On March 18, 2019, Governor Phil Murphy signed Senate Bill 121 into law.  The new law prohibits the use of arbitration clauses and jury waivers that relate to claims of discrimination, retaliation, and harassment in employment contracts.  Additionally, the law prohibits employers from enforcing nondisclosure provisions that relate to any claims of discrimination, retaliation, or harassment within employment contracts and settlement agreements.  The law took effect immediately and applies to all agreements entered into, renewed, or modified on or after March 18, 2019.

The law explicitly states that any provision within an “employment contract” (which is undefined as noted below) that “waives any substantive or procedural right or remedy relating to a claim of discrimination, retaliation, or harassment shall be deemed against public policy and unenforceable.”  As a result, any “employment contract” that requires an employee to waive his or her right to a jury or arbitrate a claim of discrimination, retaliation, or harassment is void as a matter of law.  Significantly, the law does not define “employment contract” thereby leaving this language up for interpretation by courts (i.e., plaintiffs’ attorneys can argue that “employment contract” also refers to settlement and severance agreements).  Employers are anticipated to challenge this provision as being preempted by the Federal Arbitration Act.  Notably, the aforementioned provision does not apply to employees that are subject to collective bargaining agreements.

Moreover, certain nondisclosure provisions are now deemed unenforceable against current or former employees.  A nondisclosure provision that is subject to the new law is defined as “[a] provision in any employment contract or settlement agreement which has the purpose or effect of concealing the details relating to a claim of discrimination, retaliation, or harassment[.]”  Despite the fact that the law deems these nondisclosure provisions unenforceable, and although not entirely clear, it appears that the law still allows employees and employers to enter into agreements containing such provisions if that is the parties’ preference.  Notably, however, every settlement agreement with an applicable nondisclosure provision must “include a bold, prominently placed notice that although the parties may have agreed to keep the settlement and underlying facts confidential, such a provision in an agreement is unenforceable against the employer if the employee publicly reveals sufficient details of the claim so that the employer is reasonably identifiable.”
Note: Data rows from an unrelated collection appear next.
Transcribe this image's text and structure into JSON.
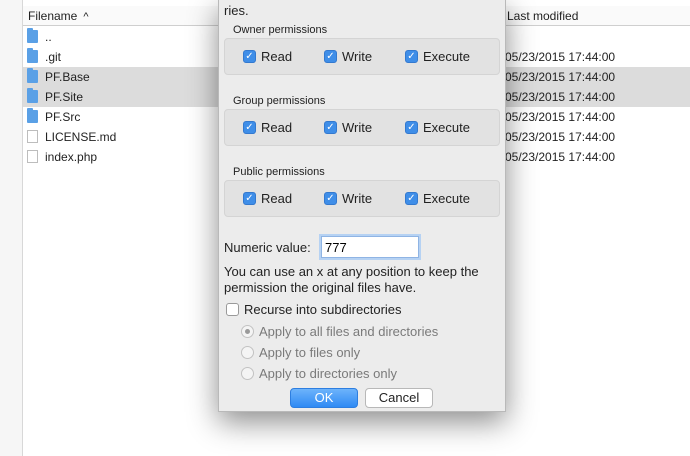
{
  "file_list": {
    "columns": {
      "filename": "Filename",
      "last_modified": "Last modified"
    },
    "rows": [
      {
        "name": "..",
        "type": "folder",
        "modified": "",
        "selected": false
      },
      {
        "name": ".git",
        "type": "folder",
        "modified": "05/23/2015 17:44:00",
        "selected": false
      },
      {
        "name": "PF.Base",
        "type": "folder",
        "modified": "05/23/2015 17:44:00",
        "selected": true
      },
      {
        "name": "PF.Site",
        "type": "folder",
        "modified": "05/23/2015 17:44:00",
        "selected": true
      },
      {
        "name": "PF.Src",
        "type": "folder",
        "modified": "05/23/2015 17:44:00",
        "selected": false
      },
      {
        "name": "LICENSE.md",
        "type": "file",
        "modified": "05/23/2015 17:44:00",
        "selected": false
      },
      {
        "name": "index.php",
        "type": "file",
        "modified": "05/23/2015 17:44:00",
        "selected": false
      }
    ]
  },
  "dialog": {
    "header_fragment": "ries.",
    "groups": [
      {
        "title": "Owner permissions",
        "read": "Read",
        "write": "Write",
        "execute": "Execute"
      },
      {
        "title": "Group permissions",
        "read": "Read",
        "write": "Write",
        "execute": "Execute"
      },
      {
        "title": "Public permissions",
        "read": "Read",
        "write": "Write",
        "execute": "Execute"
      }
    ],
    "numeric_label": "Numeric value:",
    "numeric_value": "777",
    "hint_line1": "You can use an x at any position to keep the",
    "hint_line2": "permission the original files have.",
    "recurse_label": "Recurse into subdirectories",
    "radio_options": [
      "Apply to all files and directories",
      "Apply to files only",
      "Apply to directories only"
    ],
    "ok_label": "OK",
    "cancel_label": "Cancel"
  },
  "colors": {
    "accent": "#3f8ee8",
    "selection": "#dcdcdc",
    "dialog_bg": "#ececec",
    "folder": "#5aa0e6"
  }
}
Therefore, employees and employers may still choose to insert nondisclosure provisions into settlement agreements relating to discrimination, retaliation, and harassment claims, but employees are now permitted to disregard these provisions if they so choose.  The law provides a remedy to employers that find themselves in that predicament by releasing the employers from their nondisclosure obligations under the agreement so long as the employee publicly reveals enough information that the employer is “reasonably identifiable.”  As such, the new law renders any mandatory nondisclosure provisions wholly unenforceable.

In addition, the law contains an anti-retaliation provision, which prohibits employers from retaliating against an employee that does not want to enter into an agreement with an applicable nondisclosure provision.  The law also provides for the award of an employee’s reasonable attorneys’ fees and costs if an employer attempts to enforce a nondisclosure provision that is subject to the law.

Finally, the law also explicitly states that an individual, who is not subject to a collective bargaining agreement, cannot prospectively waive any of his or her rights or potential remedies under the New Jersey Law Against Discrimination (“LAD”) or “any other statute or case law[.]”